Task description
Apart from the pictures, every entry below should be repeated exactly.

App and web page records
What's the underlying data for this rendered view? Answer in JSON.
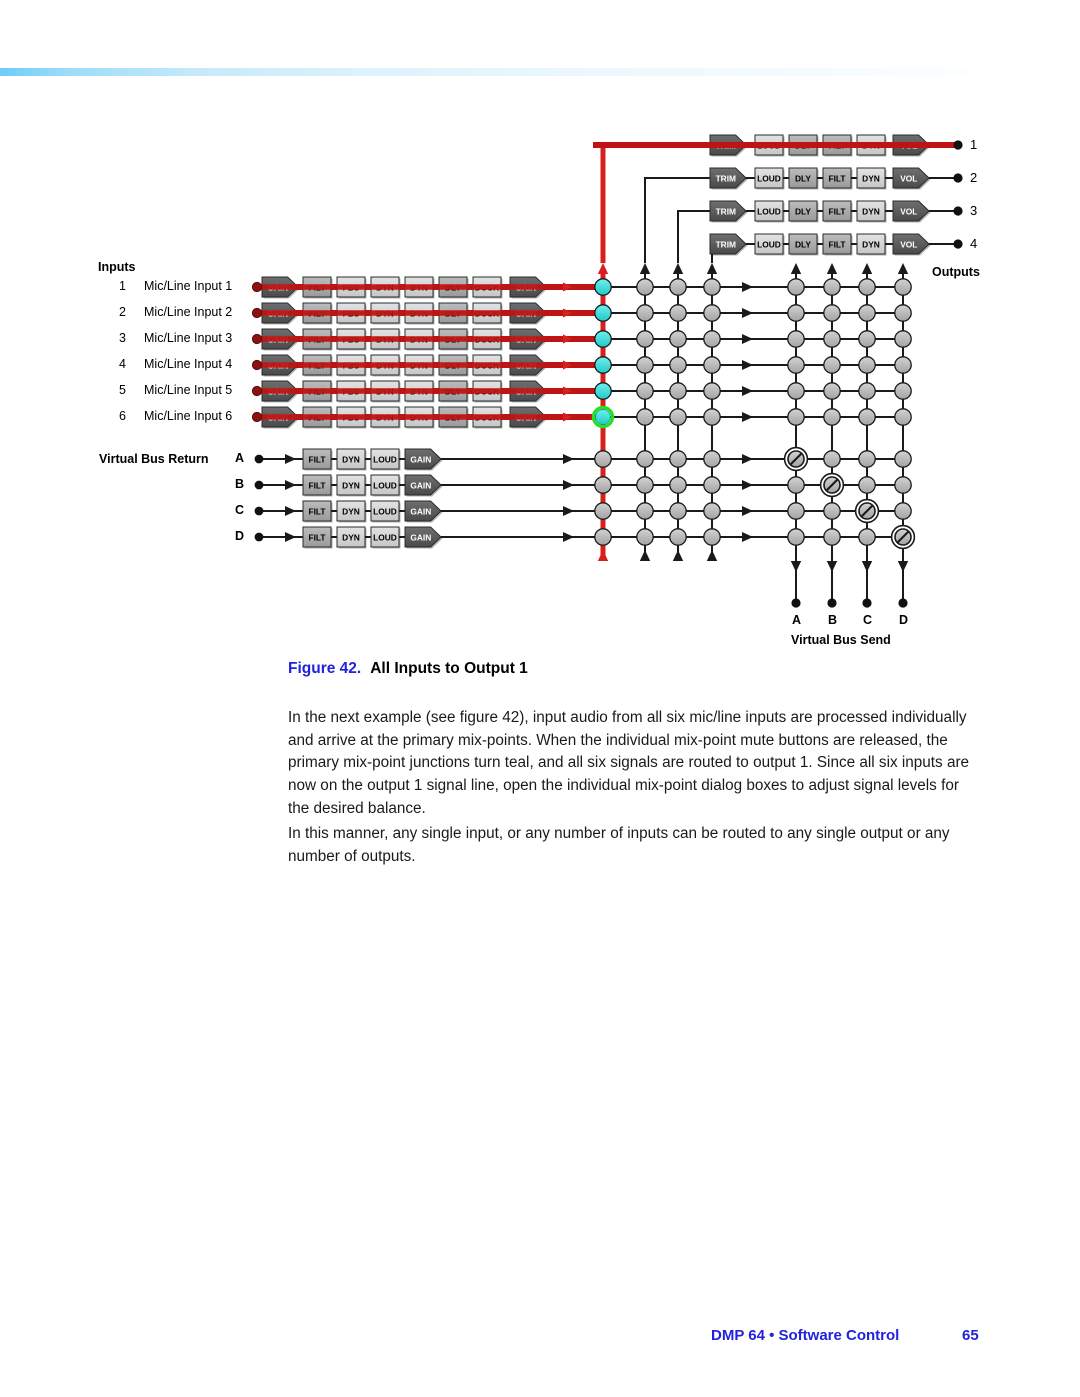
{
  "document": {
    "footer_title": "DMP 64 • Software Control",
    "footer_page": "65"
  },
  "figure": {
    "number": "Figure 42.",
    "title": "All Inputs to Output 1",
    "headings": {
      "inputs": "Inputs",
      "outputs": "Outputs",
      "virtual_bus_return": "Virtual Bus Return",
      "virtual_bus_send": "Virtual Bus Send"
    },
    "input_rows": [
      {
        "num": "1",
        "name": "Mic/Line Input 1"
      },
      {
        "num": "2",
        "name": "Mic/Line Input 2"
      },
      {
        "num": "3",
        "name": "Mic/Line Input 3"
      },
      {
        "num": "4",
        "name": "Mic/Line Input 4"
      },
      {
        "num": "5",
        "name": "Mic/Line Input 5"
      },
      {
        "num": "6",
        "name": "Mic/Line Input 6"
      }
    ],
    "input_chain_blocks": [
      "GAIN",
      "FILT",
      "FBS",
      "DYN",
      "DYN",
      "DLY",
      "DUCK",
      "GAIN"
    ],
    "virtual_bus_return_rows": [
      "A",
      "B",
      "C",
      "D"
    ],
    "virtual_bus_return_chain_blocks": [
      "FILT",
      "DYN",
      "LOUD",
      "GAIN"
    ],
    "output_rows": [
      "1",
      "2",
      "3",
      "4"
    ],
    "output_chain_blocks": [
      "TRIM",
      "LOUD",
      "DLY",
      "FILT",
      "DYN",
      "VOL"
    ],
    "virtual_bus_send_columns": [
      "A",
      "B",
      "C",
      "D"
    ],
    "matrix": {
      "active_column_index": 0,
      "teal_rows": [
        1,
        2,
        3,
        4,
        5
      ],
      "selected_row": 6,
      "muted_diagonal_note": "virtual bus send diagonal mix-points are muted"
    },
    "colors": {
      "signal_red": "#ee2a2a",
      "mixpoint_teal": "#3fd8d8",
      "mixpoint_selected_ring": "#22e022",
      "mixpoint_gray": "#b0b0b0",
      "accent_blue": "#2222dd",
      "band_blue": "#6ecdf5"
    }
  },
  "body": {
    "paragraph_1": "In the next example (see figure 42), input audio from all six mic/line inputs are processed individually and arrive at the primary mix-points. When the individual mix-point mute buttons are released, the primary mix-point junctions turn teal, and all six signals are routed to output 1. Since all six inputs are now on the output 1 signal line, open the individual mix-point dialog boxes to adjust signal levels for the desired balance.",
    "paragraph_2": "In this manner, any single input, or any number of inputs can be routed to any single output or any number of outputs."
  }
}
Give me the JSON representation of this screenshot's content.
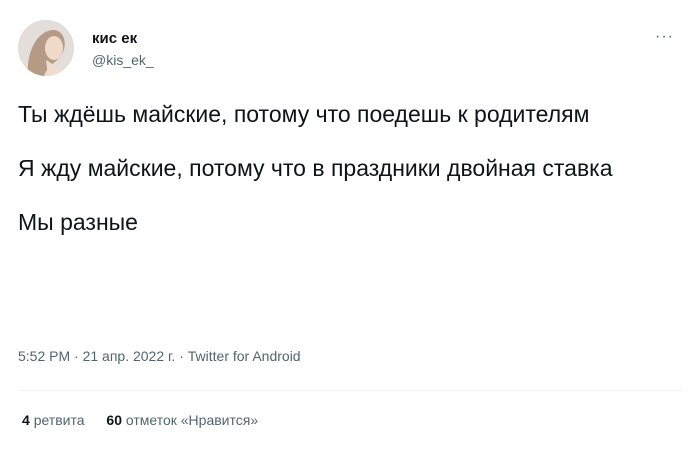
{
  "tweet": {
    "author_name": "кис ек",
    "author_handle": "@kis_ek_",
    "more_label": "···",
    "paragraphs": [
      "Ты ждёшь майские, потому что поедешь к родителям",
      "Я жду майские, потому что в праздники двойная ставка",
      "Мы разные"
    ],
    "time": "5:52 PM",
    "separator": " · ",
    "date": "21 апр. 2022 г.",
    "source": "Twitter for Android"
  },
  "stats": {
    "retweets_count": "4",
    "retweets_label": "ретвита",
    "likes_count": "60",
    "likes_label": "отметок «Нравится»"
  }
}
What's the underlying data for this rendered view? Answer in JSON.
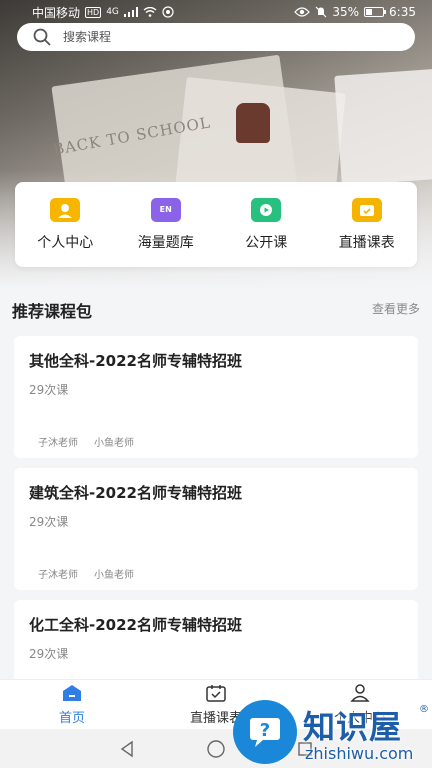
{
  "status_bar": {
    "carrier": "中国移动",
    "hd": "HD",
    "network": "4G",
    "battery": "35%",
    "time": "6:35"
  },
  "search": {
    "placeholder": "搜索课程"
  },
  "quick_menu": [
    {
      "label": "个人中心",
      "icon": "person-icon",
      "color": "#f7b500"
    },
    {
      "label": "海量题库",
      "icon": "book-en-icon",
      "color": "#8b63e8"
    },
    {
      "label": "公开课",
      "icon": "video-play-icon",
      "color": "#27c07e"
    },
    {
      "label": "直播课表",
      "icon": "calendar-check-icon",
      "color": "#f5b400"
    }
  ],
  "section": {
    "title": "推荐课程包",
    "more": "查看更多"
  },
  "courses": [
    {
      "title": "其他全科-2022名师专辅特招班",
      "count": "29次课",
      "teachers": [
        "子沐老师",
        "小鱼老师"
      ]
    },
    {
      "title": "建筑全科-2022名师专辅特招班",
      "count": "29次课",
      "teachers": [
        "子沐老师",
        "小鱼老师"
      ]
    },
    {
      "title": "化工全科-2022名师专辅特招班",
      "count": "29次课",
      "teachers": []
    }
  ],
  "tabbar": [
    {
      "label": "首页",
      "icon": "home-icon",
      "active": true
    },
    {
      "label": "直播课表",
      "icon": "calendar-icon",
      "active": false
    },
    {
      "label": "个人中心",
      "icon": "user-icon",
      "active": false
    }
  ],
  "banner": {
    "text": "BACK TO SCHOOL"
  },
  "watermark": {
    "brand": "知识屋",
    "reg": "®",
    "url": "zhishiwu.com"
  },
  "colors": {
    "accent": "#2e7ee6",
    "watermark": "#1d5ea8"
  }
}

Your solution
What's the underlying data for this rendered view? Answer in JSON.
{
  "document": {
    "footer_title": "DMP 64 • Software Control",
    "footer_page": "65"
  },
  "figure": {
    "number": "Figure 42.",
    "title": "All Inputs to Output 1",
    "headings": {
      "inputs": "Inputs",
      "outputs": "Outputs",
      "virtual_bus_return": "Virtual Bus Return",
      "virtual_bus_send": "Virtual Bus Send"
    },
    "input_rows": [
      {
        "num": "1",
        "name": "Mic/Line Input 1"
      },
      {
        "num": "2",
        "name": "Mic/Line Input 2"
      },
      {
        "num": "3",
        "name": "Mic/Line Input 3"
      },
      {
        "num": "4",
        "name": "Mic/Line Input 4"
      },
      {
        "num": "5",
        "name": "Mic/Line Input 5"
      },
      {
        "num": "6",
        "name": "Mic/Line Input 6"
      }
    ],
    "input_chain_blocks": [
      "GAIN",
      "FILT",
      "FBS",
      "DYN",
      "DYN",
      "DLY",
      "DUCK",
      "GAIN"
    ],
    "virtual_bus_return_rows": [
      "A",
      "B",
      "C",
      "D"
    ],
    "virtual_bus_return_chain_blocks": [
      "FILT",
      "DYN",
      "LOUD",
      "GAIN"
    ],
    "output_rows": [
      "1",
      "2",
      "3",
      "4"
    ],
    "output_chain_blocks": [
      "TRIM",
      "LOUD",
      "DLY",
      "FILT",
      "DYN",
      "VOL"
    ],
    "virtual_bus_send_columns": [
      "A",
      "B",
      "C",
      "D"
    ],
    "matrix": {
      "active_column_index": 0,
      "teal_rows": [
        1,
        2,
        3,
        4,
        5
      ],
      "selected_row": 6,
      "muted_diagonal_note": "virtual bus send diagonal mix-points are muted"
    },
    "colors": {
      "signal_red": "#ee2a2a",
      "mixpoint_teal": "#3fd8d8",
      "mixpoint_selected_ring": "#22e022",
      "mixpoint_gray": "#b0b0b0",
      "accent_blue": "#2222dd",
      "band_blue": "#6ecdf5"
    }
  },
  "body": {
    "paragraph_1": "In the next example (see figure 42), input audio from all six mic/line inputs are processed individually and arrive at the primary mix-points. When the individual mix-point mute buttons are released, the primary mix-point junctions turn teal, and all six signals are routed to output 1. Since all six inputs are now on the output 1 signal line, open the individual mix-point dialog boxes to adjust signal levels for the desired balance.",
    "paragraph_2": "In this manner, any single input, or any number of inputs can be routed to any single output or any number of outputs."
  }
}
Give me the JSON representation of this screenshot's content.
{
  "tweet": {
    "author_name": "кис ек",
    "author_handle": "@kis_ek_",
    "more_label": "···",
    "paragraphs": [
      "Ты ждёшь майские, потому что поедешь к родителям",
      "Я жду майские, потому что в праздники двойная ставка",
      "Мы разные"
    ],
    "time": "5:52 PM",
    "separator": " · ",
    "date": "21 апр. 2022 г.",
    "source": "Twitter for Android"
  },
  "stats": {
    "retweets_count": "4",
    "retweets_label": "ретвита",
    "likes_count": "60",
    "likes_label": "отметок «Нравится»"
  }
}
What's the underlying data for this rendered view? Answer in JSON.
{
  "status_bar": {
    "carrier": "中国移动",
    "hd": "HD",
    "network": "4G",
    "battery": "35%",
    "time": "6:35"
  },
  "search": {
    "placeholder": "搜索课程"
  },
  "quick_menu": [
    {
      "label": "个人中心",
      "icon": "person-icon",
      "color": "#f7b500"
    },
    {
      "label": "海量题库",
      "icon": "book-en-icon",
      "color": "#8b63e8"
    },
    {
      "label": "公开课",
      "icon": "video-play-icon",
      "color": "#27c07e"
    },
    {
      "label": "直播课表",
      "icon": "calendar-check-icon",
      "color": "#f5b400"
    }
  ],
  "section": {
    "title": "推荐课程包",
    "more": "查看更多"
  },
  "courses": [
    {
      "title": "其他全科-2022名师专辅特招班",
      "count": "29次课",
      "teachers": [
        "子沐老师",
        "小鱼老师"
      ]
    },
    {
      "title": "建筑全科-2022名师专辅特招班",
      "count": "29次课",
      "teachers": [
        "子沐老师",
        "小鱼老师"
      ]
    },
    {
      "title": "化工全科-2022名师专辅特招班",
      "count": "29次课",
      "teachers": []
    }
  ],
  "tabbar": [
    {
      "label": "首页",
      "icon": "home-icon",
      "active": true
    },
    {
      "label": "直播课表",
      "icon": "calendar-icon",
      "active": false
    },
    {
      "label": "个人中心",
      "icon": "user-icon",
      "active": false
    }
  ],
  "banner": {
    "text": "BACK TO SCHOOL"
  },
  "watermark": {
    "brand": "知识屋",
    "reg": "®",
    "url": "zhishiwu.com"
  },
  "colors": {
    "accent": "#2e7ee6",
    "watermark": "#1d5ea8"
  }
}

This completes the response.